India’s economic growth was pushed down in 2017 due to the Goods and Services Tax (GST) as well as issues of corporate and bank balance sheet problems, according to a U.N. report. The economy will recover gradually and grow at 7.2% in 2018.
The report, The UN Economic and Social Commission for Asia and the Pacific’s (ESCAP) flagship publication, the Economic and Social Survey of Asia and the Pacific, pegs India’s GDP growth at 6.6% in 2017, down from 7.1% in 2016.
The recently introduced GST as well as weak corporate and bank balance sheets resulted in modest economic growth, but signs of recovery emerged in the second half of 2017, it said. It further predicted that GDP will to grow 7.2% in 2018 and 7.4 per cent the year after that.
A gradual recovery is expected and private investment is expected to revive as the corporate sector adjusts to GST, infrastructure spending increases and corporate and bank balance sheets improve with government support, the report said. Consumption will also strengthen as the impacts of demonetisation faded.
On the problem of bad loans, the report said the share of non-performing loans in the country has doubled, and defaults on corporate bonds and syndicated loans have surged in recent years.
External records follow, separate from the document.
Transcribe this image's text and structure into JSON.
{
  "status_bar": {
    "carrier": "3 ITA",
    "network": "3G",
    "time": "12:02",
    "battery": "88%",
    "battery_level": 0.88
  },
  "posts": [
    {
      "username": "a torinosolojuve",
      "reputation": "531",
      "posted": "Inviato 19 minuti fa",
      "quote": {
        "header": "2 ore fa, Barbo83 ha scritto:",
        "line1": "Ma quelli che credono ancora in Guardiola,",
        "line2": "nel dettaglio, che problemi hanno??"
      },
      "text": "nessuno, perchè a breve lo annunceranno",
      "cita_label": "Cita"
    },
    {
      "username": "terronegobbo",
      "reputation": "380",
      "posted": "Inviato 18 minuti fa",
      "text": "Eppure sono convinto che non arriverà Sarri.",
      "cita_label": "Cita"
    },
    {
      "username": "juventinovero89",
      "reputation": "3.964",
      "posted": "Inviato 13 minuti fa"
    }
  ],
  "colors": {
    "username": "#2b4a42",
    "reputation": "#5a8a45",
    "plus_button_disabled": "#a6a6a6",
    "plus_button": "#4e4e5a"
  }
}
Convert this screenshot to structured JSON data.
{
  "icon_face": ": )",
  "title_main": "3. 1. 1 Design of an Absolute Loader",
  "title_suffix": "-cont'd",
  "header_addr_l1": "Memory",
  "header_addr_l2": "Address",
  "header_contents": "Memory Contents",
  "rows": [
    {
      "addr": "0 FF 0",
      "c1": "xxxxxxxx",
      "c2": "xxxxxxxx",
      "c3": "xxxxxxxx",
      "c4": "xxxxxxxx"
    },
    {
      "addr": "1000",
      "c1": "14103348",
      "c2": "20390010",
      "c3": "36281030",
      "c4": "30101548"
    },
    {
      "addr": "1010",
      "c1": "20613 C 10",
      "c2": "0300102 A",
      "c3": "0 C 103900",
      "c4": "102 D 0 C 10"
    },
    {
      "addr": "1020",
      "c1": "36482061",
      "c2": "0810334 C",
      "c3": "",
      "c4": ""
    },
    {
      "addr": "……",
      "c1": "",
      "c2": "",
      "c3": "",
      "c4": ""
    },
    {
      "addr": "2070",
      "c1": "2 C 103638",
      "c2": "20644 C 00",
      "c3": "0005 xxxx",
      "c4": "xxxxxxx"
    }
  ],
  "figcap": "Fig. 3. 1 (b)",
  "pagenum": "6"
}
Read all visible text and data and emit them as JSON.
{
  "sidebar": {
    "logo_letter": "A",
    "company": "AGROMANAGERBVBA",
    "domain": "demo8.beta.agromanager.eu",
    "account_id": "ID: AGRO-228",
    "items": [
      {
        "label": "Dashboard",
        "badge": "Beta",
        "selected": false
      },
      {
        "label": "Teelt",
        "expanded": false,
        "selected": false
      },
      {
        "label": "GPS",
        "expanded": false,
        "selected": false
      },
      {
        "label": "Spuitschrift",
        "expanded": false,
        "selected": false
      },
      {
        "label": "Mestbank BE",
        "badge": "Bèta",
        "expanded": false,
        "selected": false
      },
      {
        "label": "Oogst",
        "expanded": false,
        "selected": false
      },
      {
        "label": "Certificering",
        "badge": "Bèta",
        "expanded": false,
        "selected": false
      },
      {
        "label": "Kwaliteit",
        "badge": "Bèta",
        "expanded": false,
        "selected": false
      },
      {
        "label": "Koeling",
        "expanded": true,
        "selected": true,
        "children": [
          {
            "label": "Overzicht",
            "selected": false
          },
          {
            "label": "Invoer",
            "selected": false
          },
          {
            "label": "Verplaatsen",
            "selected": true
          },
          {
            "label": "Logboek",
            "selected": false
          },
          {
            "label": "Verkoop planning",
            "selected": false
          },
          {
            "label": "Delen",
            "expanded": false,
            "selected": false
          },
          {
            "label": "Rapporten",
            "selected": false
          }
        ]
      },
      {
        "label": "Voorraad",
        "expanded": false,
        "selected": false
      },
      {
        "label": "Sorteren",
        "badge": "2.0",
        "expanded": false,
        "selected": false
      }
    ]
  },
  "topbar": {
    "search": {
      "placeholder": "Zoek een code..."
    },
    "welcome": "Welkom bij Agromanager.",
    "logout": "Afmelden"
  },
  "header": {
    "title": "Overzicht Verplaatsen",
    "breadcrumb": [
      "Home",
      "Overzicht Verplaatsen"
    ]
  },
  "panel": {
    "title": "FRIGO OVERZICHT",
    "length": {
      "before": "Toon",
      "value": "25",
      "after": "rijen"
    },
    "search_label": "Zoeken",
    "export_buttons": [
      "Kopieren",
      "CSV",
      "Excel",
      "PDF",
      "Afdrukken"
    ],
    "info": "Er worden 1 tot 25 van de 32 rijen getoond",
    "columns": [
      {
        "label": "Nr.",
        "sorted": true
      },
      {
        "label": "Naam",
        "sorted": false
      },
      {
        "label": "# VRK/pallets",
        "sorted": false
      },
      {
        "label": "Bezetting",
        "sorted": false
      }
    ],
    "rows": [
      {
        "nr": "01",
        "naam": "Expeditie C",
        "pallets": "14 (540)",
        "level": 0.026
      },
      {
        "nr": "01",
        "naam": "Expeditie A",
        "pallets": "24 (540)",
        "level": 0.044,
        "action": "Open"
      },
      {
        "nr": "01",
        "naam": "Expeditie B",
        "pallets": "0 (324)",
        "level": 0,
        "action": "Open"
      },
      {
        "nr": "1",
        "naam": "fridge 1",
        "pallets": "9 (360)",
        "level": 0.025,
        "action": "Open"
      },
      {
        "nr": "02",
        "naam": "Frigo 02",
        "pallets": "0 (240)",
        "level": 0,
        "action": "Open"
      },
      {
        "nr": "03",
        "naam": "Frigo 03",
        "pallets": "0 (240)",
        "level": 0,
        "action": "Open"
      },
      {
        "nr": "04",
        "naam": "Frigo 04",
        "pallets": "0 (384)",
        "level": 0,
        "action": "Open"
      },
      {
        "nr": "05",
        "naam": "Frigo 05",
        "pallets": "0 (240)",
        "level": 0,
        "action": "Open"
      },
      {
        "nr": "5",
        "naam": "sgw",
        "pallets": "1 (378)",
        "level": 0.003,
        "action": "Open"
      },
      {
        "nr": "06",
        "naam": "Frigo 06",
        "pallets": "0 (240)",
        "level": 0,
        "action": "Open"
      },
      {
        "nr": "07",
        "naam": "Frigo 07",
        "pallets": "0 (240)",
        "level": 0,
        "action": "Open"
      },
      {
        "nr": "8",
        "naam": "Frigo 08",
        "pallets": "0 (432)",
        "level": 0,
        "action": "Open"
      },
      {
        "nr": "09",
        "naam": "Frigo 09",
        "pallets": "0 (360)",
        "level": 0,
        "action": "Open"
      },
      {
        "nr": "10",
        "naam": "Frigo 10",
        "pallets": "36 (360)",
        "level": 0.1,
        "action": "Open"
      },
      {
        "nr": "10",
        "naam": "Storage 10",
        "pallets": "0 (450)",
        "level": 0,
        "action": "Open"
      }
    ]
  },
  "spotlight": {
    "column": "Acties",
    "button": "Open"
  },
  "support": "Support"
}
By mid-2017, distressed bank loans reached a record high of ₹9.5 trillion ($148 billion), but more recent revelations suggest that the actual figure may be higher.
The banking problem is closely related to high corporate leverage; thus, the two problems are known as the ‘twin balance sheet’ challenge. If it does not effectively address that challenge, India will continue to face weak private investment and modest economic growth, it said.
At the same time, rapid technological advancements, while promising immense opportunities are also posing considerable challenges in terms of job polarisation and income and wealth inequalities.